(Input data)
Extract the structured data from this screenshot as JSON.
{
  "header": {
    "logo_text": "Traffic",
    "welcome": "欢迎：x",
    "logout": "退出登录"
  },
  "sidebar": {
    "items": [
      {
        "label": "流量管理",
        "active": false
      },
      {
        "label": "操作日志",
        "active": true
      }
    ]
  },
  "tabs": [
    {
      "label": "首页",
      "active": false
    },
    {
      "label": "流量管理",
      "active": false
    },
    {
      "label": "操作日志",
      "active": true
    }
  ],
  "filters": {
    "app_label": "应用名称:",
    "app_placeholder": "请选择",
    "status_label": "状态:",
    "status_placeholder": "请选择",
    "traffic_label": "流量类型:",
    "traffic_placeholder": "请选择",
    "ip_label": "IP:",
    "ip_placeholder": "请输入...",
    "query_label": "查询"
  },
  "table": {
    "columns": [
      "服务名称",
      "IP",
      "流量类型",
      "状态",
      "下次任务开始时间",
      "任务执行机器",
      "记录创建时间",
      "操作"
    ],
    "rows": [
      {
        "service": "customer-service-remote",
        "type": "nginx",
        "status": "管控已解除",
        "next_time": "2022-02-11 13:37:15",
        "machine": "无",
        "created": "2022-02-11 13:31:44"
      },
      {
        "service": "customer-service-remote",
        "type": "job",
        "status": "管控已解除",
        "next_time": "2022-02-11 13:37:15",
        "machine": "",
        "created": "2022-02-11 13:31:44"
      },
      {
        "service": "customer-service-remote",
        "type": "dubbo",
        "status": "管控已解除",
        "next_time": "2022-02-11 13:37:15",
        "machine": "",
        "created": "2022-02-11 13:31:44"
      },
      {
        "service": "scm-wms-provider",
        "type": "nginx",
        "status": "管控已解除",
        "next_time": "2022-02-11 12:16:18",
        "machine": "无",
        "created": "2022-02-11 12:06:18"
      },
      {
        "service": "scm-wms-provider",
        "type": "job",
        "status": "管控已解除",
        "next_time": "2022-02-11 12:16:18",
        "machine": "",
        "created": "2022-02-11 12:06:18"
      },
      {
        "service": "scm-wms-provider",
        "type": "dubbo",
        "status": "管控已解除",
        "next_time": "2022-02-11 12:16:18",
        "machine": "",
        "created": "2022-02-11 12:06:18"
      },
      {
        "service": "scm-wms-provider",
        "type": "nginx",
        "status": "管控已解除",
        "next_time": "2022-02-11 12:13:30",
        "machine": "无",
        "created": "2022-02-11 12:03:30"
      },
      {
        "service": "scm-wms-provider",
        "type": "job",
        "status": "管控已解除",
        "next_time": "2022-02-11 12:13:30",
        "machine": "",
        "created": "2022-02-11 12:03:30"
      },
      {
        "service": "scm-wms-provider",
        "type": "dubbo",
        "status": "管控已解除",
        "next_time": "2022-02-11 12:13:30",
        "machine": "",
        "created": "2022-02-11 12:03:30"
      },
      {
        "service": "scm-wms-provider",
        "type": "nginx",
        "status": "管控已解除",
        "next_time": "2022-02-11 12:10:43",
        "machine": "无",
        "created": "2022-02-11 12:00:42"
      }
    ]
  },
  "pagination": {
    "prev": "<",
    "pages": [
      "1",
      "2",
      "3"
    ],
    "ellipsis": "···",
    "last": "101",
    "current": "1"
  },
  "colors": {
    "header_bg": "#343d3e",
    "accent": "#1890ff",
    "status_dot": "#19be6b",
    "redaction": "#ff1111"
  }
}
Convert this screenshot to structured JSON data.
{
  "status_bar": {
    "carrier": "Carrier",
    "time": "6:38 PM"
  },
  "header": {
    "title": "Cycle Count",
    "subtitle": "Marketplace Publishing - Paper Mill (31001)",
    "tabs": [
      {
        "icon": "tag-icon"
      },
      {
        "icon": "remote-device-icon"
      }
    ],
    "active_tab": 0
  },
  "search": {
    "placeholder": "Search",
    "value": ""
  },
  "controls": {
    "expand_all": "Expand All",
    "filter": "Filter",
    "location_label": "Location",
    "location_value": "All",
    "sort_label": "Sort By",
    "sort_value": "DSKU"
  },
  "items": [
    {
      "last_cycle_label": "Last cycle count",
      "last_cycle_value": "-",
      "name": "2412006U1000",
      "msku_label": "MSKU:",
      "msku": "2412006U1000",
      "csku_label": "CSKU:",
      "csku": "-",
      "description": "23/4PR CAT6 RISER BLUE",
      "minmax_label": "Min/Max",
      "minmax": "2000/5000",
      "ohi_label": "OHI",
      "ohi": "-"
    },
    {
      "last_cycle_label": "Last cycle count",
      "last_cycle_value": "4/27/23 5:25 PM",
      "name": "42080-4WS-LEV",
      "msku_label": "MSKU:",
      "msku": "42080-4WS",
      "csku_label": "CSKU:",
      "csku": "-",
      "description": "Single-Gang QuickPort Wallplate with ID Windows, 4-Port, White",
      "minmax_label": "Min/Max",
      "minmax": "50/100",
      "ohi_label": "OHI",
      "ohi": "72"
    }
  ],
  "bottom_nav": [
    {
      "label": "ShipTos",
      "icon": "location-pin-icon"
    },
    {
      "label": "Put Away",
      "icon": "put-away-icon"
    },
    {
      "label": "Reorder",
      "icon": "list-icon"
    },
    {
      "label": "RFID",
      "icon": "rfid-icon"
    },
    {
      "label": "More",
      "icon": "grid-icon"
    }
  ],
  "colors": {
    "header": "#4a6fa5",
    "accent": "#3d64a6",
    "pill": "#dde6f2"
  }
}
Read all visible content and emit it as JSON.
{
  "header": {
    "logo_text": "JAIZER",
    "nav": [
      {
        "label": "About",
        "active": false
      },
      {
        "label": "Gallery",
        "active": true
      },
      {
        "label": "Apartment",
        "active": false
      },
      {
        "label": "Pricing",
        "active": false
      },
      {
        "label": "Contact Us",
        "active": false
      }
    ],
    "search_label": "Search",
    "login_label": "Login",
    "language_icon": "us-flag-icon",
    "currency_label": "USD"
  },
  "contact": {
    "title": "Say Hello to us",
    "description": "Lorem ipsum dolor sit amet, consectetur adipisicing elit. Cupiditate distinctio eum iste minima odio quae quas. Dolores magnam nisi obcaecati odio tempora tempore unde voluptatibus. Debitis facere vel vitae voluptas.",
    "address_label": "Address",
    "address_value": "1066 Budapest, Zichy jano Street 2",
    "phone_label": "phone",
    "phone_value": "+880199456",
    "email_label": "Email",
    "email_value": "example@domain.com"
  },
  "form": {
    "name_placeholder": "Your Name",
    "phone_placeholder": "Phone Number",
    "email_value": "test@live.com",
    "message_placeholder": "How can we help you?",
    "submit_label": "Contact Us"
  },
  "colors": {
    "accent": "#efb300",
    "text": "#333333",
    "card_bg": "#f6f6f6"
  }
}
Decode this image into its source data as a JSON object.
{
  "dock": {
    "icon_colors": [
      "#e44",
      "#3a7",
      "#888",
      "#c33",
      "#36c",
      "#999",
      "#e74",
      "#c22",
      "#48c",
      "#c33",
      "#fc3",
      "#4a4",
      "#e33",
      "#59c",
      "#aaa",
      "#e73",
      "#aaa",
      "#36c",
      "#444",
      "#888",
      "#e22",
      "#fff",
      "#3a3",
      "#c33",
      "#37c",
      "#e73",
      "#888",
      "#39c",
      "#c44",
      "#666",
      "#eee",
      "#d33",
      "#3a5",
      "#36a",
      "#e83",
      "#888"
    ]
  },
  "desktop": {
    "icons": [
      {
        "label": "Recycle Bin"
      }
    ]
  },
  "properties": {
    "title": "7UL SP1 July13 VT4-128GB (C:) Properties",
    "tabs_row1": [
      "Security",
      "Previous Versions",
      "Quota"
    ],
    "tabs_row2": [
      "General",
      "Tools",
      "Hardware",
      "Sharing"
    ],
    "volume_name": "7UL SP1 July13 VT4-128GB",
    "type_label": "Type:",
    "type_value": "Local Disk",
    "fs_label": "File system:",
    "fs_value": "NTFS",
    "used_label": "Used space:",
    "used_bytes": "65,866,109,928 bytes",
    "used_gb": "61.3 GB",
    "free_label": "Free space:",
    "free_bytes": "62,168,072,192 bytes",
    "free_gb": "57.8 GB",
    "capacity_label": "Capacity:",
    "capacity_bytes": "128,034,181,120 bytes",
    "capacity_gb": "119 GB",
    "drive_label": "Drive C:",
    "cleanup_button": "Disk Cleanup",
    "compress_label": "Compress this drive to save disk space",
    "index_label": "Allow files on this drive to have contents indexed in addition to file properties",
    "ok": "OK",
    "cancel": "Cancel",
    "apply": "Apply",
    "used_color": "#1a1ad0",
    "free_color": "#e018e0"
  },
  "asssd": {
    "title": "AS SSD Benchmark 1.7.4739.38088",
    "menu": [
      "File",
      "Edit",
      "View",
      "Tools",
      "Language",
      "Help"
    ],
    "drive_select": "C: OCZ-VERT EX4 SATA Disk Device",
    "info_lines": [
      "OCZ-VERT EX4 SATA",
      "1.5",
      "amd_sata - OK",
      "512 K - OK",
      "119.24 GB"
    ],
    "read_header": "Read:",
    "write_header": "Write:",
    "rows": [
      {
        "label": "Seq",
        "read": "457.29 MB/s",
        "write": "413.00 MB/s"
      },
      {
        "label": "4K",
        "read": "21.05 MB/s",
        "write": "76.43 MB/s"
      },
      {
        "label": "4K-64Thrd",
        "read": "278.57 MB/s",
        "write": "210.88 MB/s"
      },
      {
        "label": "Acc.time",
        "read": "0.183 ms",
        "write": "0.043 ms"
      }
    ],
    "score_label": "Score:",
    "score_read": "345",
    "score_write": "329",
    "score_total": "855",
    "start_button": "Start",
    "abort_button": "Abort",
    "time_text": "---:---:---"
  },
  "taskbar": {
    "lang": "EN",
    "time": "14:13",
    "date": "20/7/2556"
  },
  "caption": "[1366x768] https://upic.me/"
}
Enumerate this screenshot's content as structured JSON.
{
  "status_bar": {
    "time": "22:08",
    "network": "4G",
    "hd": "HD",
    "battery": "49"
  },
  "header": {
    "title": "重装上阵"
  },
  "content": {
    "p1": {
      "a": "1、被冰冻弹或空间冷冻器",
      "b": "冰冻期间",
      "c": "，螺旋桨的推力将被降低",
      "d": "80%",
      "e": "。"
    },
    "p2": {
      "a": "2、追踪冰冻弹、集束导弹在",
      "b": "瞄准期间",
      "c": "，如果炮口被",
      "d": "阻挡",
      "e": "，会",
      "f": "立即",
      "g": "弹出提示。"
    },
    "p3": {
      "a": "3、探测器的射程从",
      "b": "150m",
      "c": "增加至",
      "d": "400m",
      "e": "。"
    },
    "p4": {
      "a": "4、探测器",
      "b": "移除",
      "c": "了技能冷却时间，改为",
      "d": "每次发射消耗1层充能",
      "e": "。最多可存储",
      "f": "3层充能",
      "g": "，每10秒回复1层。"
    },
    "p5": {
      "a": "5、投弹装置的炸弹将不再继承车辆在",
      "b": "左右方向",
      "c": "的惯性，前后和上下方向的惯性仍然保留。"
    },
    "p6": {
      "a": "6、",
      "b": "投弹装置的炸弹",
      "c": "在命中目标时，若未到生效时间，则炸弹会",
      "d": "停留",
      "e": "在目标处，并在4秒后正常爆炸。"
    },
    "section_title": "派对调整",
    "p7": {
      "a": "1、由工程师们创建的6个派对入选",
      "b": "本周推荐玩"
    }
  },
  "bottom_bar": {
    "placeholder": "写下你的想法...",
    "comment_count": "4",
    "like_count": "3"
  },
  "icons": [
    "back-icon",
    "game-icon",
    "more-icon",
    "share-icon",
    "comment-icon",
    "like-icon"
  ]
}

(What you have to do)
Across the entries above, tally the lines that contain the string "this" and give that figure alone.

(Reply to the task)
6